For details, see Nature 397 (1999) pp. 675-8 (available online to subscribers).

Figure 1 - Comparison between regular (left) and chaotic (right) flow of identical
grains in continuum model. (click "reload" in your browser to restart animations).
Applet simulation available here.

In the stick-slip model, the free surface is deformed into a skewed parabola, as shown in the figure below. The material in the red layer flows downhill, to the right, and as it does so the layer itself slowly creeps downstream. This continues until a slip event occurs, at which point the layer rapidly slides upstream.

Figure 2- Illustration of stick-slip model.

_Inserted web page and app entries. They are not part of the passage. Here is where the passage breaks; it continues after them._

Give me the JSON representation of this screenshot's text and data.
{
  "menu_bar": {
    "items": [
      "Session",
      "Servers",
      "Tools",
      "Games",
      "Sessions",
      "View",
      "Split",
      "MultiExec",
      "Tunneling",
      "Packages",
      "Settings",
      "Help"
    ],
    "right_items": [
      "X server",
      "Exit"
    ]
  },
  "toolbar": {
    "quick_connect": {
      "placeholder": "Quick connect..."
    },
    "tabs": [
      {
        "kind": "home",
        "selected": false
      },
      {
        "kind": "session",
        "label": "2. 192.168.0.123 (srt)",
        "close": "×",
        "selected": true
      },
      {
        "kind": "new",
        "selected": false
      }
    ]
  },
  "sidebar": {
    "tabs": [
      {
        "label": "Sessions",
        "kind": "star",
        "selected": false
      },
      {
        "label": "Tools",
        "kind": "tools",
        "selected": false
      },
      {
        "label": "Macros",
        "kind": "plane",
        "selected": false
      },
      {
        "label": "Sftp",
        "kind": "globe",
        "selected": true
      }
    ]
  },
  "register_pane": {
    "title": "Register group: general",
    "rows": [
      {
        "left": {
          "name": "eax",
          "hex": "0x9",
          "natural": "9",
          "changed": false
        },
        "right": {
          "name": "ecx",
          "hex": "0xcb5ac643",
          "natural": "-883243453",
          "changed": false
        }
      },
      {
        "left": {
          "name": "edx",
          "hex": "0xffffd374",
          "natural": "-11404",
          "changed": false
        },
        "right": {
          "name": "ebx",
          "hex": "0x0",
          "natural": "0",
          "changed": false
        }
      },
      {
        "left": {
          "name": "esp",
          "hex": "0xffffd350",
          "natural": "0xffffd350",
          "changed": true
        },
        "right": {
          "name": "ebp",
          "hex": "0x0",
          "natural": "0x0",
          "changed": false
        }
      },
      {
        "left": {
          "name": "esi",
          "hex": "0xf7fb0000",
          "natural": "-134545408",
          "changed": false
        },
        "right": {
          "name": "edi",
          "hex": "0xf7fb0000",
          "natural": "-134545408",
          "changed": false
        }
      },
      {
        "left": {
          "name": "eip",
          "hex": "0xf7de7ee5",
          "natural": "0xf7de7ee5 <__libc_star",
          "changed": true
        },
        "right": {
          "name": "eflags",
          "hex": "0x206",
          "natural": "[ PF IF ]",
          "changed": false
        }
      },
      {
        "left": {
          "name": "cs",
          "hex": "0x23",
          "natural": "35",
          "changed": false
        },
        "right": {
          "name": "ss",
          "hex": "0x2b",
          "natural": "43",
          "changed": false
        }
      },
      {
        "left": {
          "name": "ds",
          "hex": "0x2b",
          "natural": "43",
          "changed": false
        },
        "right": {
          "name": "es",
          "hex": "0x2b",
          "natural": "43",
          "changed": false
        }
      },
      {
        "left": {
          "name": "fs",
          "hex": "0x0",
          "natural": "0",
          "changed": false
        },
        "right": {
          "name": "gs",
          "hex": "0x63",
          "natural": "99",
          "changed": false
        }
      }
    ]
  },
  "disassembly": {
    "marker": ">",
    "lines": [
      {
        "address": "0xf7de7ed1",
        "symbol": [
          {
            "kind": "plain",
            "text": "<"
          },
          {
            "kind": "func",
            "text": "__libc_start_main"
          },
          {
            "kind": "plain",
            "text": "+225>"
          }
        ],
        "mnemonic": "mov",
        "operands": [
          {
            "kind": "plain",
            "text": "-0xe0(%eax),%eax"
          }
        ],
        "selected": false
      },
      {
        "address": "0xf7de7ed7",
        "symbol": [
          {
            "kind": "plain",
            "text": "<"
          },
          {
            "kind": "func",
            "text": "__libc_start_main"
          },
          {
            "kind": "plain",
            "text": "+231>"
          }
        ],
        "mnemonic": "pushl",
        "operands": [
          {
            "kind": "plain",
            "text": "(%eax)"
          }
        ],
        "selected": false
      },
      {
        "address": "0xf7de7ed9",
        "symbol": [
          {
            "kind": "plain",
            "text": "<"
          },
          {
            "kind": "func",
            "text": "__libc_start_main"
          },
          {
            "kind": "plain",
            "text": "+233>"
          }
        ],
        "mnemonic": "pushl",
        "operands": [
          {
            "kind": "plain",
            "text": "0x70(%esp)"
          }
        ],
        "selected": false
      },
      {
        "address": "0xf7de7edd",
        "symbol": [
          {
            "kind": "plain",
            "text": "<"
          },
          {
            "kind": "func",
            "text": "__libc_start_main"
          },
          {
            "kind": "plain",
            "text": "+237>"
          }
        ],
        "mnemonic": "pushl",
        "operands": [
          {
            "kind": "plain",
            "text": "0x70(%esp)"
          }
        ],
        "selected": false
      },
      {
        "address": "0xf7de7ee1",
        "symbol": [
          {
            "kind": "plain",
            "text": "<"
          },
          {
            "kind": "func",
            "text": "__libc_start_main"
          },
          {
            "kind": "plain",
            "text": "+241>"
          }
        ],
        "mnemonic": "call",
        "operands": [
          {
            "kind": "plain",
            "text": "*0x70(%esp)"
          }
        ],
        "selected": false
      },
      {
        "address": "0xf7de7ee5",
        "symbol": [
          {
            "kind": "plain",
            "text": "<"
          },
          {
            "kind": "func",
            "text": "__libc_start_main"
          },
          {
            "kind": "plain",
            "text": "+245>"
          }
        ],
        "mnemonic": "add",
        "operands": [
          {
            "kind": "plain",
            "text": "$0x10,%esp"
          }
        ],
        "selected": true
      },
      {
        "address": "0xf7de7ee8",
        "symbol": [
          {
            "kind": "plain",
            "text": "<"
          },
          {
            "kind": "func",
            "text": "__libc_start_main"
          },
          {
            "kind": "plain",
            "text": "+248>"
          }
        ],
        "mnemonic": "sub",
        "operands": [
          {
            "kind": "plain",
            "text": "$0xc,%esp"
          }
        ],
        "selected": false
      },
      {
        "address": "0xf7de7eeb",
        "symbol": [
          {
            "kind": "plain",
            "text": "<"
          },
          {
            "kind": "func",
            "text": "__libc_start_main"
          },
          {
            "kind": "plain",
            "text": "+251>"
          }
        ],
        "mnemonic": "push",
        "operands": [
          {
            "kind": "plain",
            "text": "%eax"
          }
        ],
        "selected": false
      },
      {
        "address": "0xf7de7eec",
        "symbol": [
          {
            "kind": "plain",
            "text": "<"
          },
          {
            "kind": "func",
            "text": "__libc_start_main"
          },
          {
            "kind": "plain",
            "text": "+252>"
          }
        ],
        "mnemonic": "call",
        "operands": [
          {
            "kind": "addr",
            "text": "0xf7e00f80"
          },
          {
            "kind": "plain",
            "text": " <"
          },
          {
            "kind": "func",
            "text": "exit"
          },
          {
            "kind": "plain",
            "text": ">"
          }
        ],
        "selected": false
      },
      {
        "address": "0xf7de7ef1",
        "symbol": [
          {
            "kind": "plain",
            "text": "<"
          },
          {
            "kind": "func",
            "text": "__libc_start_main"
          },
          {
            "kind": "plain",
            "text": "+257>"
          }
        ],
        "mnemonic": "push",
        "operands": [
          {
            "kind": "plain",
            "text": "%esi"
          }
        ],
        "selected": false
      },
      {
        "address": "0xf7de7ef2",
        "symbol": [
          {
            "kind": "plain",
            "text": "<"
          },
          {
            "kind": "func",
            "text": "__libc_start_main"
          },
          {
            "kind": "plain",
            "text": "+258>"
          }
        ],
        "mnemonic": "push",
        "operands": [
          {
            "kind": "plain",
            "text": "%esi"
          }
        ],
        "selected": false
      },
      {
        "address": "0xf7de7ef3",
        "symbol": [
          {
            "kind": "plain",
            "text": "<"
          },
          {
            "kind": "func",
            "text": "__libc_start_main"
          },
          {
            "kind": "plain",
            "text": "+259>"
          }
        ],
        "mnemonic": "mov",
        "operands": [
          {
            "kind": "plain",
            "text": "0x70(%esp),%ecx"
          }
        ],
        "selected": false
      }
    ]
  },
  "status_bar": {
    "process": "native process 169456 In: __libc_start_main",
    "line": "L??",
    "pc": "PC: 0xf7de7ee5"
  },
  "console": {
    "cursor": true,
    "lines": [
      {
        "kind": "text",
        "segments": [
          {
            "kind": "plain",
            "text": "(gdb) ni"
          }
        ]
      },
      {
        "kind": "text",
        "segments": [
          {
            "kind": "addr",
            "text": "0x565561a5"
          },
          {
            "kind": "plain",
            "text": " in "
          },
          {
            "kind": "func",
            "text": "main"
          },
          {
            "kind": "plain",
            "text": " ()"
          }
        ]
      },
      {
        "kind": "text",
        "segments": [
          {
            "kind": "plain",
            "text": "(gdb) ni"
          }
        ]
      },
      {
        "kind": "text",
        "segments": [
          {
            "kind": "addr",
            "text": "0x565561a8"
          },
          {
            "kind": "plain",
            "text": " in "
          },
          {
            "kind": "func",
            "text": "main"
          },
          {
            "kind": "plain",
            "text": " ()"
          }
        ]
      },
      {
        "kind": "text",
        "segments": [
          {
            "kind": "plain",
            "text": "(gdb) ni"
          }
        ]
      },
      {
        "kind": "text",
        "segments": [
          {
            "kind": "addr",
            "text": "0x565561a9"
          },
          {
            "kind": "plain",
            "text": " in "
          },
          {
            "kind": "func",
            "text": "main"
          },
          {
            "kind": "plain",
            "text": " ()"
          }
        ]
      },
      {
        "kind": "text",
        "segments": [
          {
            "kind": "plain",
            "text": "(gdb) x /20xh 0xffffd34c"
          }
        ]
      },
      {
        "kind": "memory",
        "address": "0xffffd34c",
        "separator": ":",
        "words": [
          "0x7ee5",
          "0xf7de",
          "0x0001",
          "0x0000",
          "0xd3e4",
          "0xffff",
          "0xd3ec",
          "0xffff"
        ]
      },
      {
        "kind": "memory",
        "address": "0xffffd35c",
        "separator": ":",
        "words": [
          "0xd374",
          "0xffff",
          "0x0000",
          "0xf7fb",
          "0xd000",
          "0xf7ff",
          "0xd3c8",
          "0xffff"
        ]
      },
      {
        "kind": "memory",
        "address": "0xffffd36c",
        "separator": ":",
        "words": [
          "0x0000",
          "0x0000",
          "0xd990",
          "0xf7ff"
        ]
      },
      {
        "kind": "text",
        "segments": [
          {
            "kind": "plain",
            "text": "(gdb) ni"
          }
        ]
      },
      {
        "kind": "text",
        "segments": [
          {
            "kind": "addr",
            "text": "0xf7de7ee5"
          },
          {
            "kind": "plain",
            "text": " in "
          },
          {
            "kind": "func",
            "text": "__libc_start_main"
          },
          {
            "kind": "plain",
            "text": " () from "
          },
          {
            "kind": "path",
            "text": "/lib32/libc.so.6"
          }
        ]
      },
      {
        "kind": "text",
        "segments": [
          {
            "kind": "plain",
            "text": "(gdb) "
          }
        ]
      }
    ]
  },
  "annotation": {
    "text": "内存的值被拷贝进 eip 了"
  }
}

Particles in red region flow downstream, to the right,
whereas particles in blue region rotate clockwise with the drum.

In the figure below, we compare the results of this model with experiments. In both cases, snapshots of the mixing of the same segregated initial states of identical fine grains are taken at 1/4 revolution increments, starting at the initial state: T = 0, and ending at 1 revolution: T = 1. The experimental snapshots are obtained by rotating a partially filled drum of grains at 8 rpm for the prescribed duration, after which the grains are infiltrated with glue. Once the glue has set, the contents are sliced open near the axial center of the drum, revealing the structures shown below.

Figure 3- Comparison between experimental and model snapshots of mixing of identical
beads after 0, 1/4, 1/2, 3/4 and 1 revolution of the drum.

The intricate mixing patterns shown are seen during the blending of fine grains, which are prone to stick-slip behavior (in our experiments, ~100 µm glass spheres were used). It can be shown that this flow is properly characterized by an exponential, chaotic, mixing rate. Blending of coarse, freely flowing grains produces the regular mixing behavior shown to the left of Fig. 1. The transition from regular to chaotic mixing is revealed below in identical experiments in which identical glass particles ranging in mean diameter from 700 µm down to 120 µm are tumbled through 1 revolution at 8 rpm. Significantly, blending of coarse grains can be shown to occur linearly with time, while blending of fine grains can be exponential in time, leading to dramatic improvements in blending rates.

Figure 4 - Effect of particle size on mixing patterns.